- **Interface dataset entries**

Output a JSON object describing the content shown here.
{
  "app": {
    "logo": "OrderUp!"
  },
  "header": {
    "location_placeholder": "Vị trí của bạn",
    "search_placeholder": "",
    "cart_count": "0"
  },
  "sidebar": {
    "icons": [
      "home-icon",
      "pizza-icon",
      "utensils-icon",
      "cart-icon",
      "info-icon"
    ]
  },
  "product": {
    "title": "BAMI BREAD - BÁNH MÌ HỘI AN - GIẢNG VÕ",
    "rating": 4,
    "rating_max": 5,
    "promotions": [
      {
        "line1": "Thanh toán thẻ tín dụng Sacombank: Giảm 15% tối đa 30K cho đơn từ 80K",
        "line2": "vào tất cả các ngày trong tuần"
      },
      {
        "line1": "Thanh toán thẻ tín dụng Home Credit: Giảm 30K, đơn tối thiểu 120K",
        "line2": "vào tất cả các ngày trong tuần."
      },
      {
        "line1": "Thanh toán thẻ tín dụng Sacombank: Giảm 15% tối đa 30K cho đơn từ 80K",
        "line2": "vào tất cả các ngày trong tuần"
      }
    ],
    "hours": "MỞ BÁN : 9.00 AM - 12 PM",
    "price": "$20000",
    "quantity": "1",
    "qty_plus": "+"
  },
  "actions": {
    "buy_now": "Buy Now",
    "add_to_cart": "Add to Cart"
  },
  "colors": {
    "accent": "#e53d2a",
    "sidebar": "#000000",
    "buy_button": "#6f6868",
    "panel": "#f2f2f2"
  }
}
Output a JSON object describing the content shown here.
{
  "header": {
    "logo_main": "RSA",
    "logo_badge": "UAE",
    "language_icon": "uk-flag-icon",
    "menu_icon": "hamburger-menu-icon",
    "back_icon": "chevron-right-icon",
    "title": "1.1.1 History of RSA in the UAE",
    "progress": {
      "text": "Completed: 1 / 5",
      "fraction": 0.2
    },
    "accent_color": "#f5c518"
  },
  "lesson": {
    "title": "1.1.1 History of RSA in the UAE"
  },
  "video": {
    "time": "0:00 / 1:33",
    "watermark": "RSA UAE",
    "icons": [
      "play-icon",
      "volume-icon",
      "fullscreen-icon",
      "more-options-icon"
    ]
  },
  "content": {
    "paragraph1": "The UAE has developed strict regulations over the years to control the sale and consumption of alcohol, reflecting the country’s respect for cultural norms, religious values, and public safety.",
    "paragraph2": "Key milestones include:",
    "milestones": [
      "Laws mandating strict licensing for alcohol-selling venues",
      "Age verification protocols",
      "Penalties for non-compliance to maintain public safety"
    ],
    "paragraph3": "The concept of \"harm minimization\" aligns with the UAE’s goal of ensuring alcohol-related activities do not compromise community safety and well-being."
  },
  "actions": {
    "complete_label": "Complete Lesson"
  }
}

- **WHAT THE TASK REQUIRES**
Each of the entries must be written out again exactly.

- **EXERCISE SOLUTION**
Output a JSON object describing the content shown here.
{
  "app": {
    "logo": "OrderUp!"
  },
  "header": {
    "location_placeholder": "Vị trí của bạn",
    "search_placeholder": "",
    "cart_count": "0"
  },
  "sidebar": {
    "icons": [
      "home-icon",
      "pizza-icon",
      "utensils-icon",
      "cart-icon",
      "info-icon"
    ]
  },
  "product": {
    "title": "BAMI BREAD - BÁNH MÌ HỘI AN - GIẢNG VÕ",
    "rating": 4,
    "rating_max": 5,
    "promotions": [
      {
        "line1": "Thanh toán thẻ tín dụng Sacombank: Giảm 15% tối đa 30K cho đơn từ 80K",
        "line2": "vào tất cả các ngày trong tuần"
      },
      {
        "line1": "Thanh toán thẻ tín dụng Home Credit: Giảm 30K, đơn tối thiểu 120K",
        "line2": "vào tất cả các ngày trong tuần."
      },
      {
        "line1": "Thanh toán thẻ tín dụng Sacombank: Giảm 15% tối đa 30K cho đơn từ 80K",
        "line2": "vào tất cả các ngày trong tuần"
      }
    ],
    "hours": "MỞ BÁN : 9.00 AM - 12 PM",
    "price": "$20000",
    "quantity": "1",
    "qty_plus": "+"
  },
  "actions": {
    "buy_now": "Buy Now",
    "add_to_cart": "Add to Cart"
  },
  "colors": {
    "accent": "#e53d2a",
    "sidebar": "#000000",
    "buy_button": "#6f6868",
    "panel": "#f2f2f2"
  }
}
Output a JSON object describing the content shown here.
{
  "header": {
    "logo_main": "RSA",
    "logo_badge": "UAE",
    "language_icon": "uk-flag-icon",
    "menu_icon": "hamburger-menu-icon",
    "back_icon": "chevron-right-icon",
    "title": "1.1.1 History of RSA in the UAE",
    "progress": {
      "text": "Completed: 1 / 5",
      "fraction": 0.2
    },
    "accent_color": "#f5c518"
  },
  "lesson": {
    "title": "1.1.1 History of RSA in the UAE"
  },
  "video": {
    "time": "0:00 / 1:33",
    "watermark": "RSA UAE",
    "icons": [
      "play-icon",
      "volume-icon",
      "fullscreen-icon",
      "more-options-icon"
    ]
  },
  "content": {
    "paragraph1": "The UAE has developed strict regulations over the years to control the sale and consumption of alcohol, reflecting the country’s respect for cultural norms, religious values, and public safety.",
    "paragraph2": "Key milestones include:",
    "milestones": [
      "Laws mandating strict licensing for alcohol-selling venues",
      "Age verification protocols",
      "Penalties for non-compliance to maintain public safety"
    ],
    "paragraph3": "The concept of \"harm minimization\" aligns with the UAE’s goal of ensuring alcohol-related activities do not compromise community safety and well-being."
  },
  "actions": {
    "complete_label": "Complete Lesson"
  }
}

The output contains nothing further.